The brokerage industry will spend more than $4.7 billion in start-up costs relating to the Department of Labor's new fiduciary rule, far exceeding the DOL's estimated costs for broker-dealers of $2 billion to $3 billion, according to a study issued Thursday by the Securities Industry and Financial Markets Association, a trade group representing Wall Street.
Litigation risk has been a key driver in business and compliance decisions across the brokerage industry, according to the study, which was completed by Deloitte & Touche for SIFMA.
And, as widely reported previously, firms are cutting back on the number and types of products they have for sale. About two-thirds of the firms surveyed have cut the number of mutual funds they sell to investors, while close to a quarter have eliminated no-load funds and directly held funds, which are mutual funds clients have at the fund company directly rather than the brokerage. Directly held funds are popular with many independent contractor reps.
The 21 financial institutions who participated in the study represent 132,000 registered reps and advisers, or 43% of the registered sales people in the industry. The firms in the survey control $4.6 trillion — 27% — of the retirement savings in the market.
The future of the fiduciary rule appears up in the air at the moment; the DOL in a legal brief filed Wednesday indicated it wants to delay the remaining parts of the rule that were supposed to be implemented Jan. 1, 2018, until July 1, 2019.
Supporters of the Labor Department's fiduciary rule are calling an 18-month implementation delay too long, while opponents say the postponement is needed to give the agency time to review the rule.
SIFMA's study comes the same week as the DOL's deadline for comment letters in response to a Department of Labor request at the end of June soliciting suggestions from the public for streamlining major provisions of the rule.
Other trade organizations representing sections of the financial services industry have issued studies and letters this week that show the fiduciary rule in a negative light. For example, the Insured Retirement Institute earlier this week issued a comment letter that said the new rule is creating tens of thousands of "orphaned" investment accounts and limiting consumers' access to financial products and services.
Barbara Roper, director of investor protection at the Consumer Federation of America and a supporter of the rule, said SIFMA should release the names of the firms it surveyed and be completely transparent with the data it collected if it wanted the conclusions of the study to be verifiable.
"I could take this report and its findings and say, I've interviewed 21 firms and we see huge successes for investors," Ms. Roper said. "Firms are taking out high-cost products, beefing up compliance to support investors and giving best-interest advice."
A SIFMA spokesperson responded by saying: "Similarly to studies relied upon by the Department within its regulatory impact analysis, the study included underlying data that cannot be shared outside of the confines of the study. As you are aware, an assurance of confidentiality is frequently necessary to obtain parties' agreement to participate in studies involving the analysis of marketplace data."

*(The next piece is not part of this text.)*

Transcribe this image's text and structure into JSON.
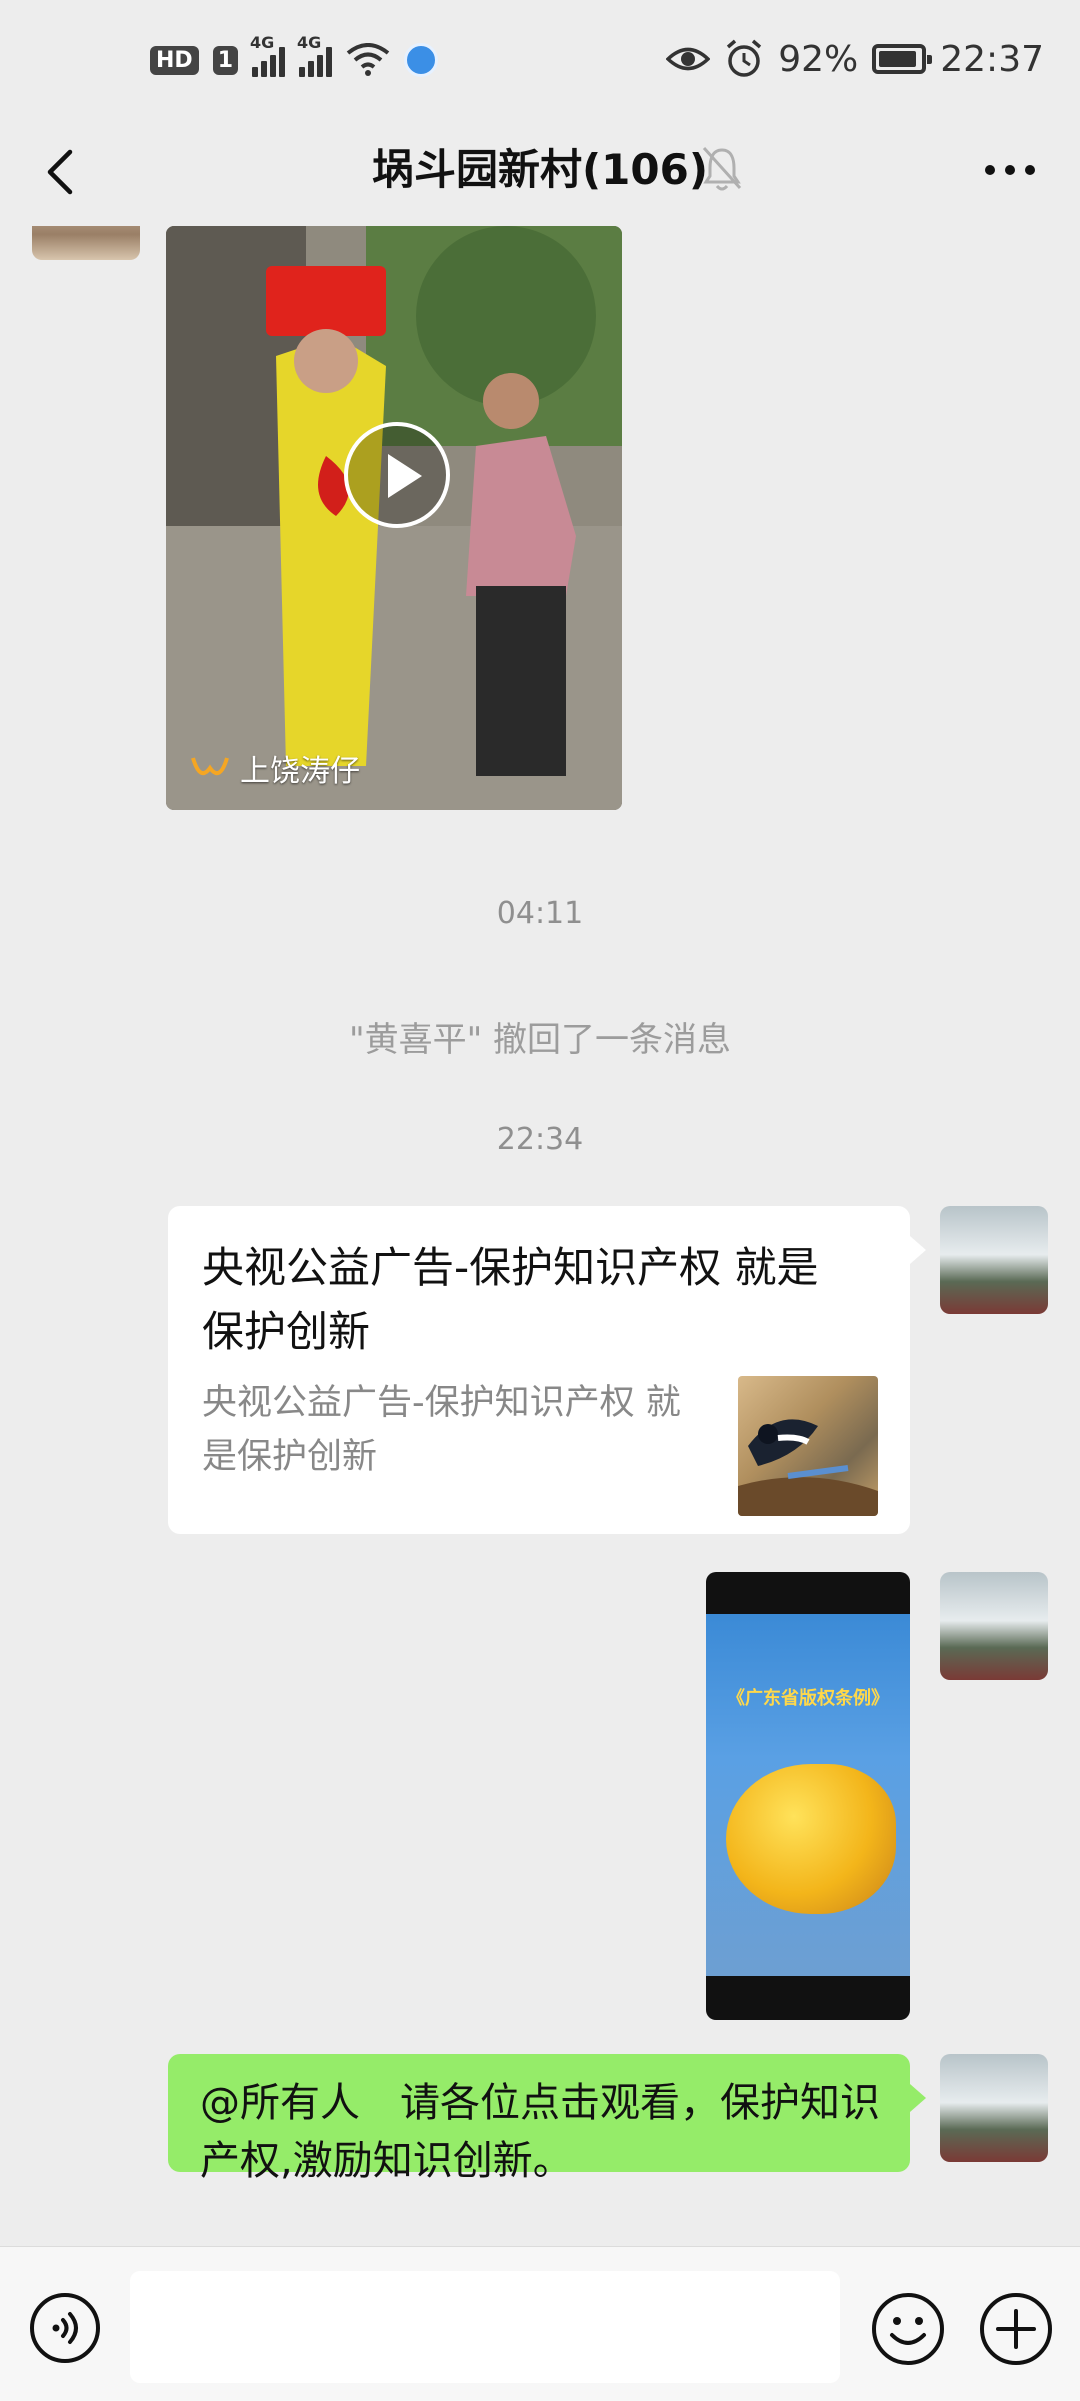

The costs of the new rule to broker-dealers are high, according to the study. Large firms, or those with net capital reserves of greater than $1 billion, on average spent almost $55 million in start-up costs and expect ongoing costs of $5.9 million. Medium firms, with net capital between $50 million and $1 billion, reported average start-up and ongoing costs, respectively, of $16.4 million and $3.2 million. Small firms, with less than $50 million in net capital and the overwhelming majority of broker-dealers, reported $2.3 million in initial costs, and will spend, on average, $1.1 million to comply with the rule.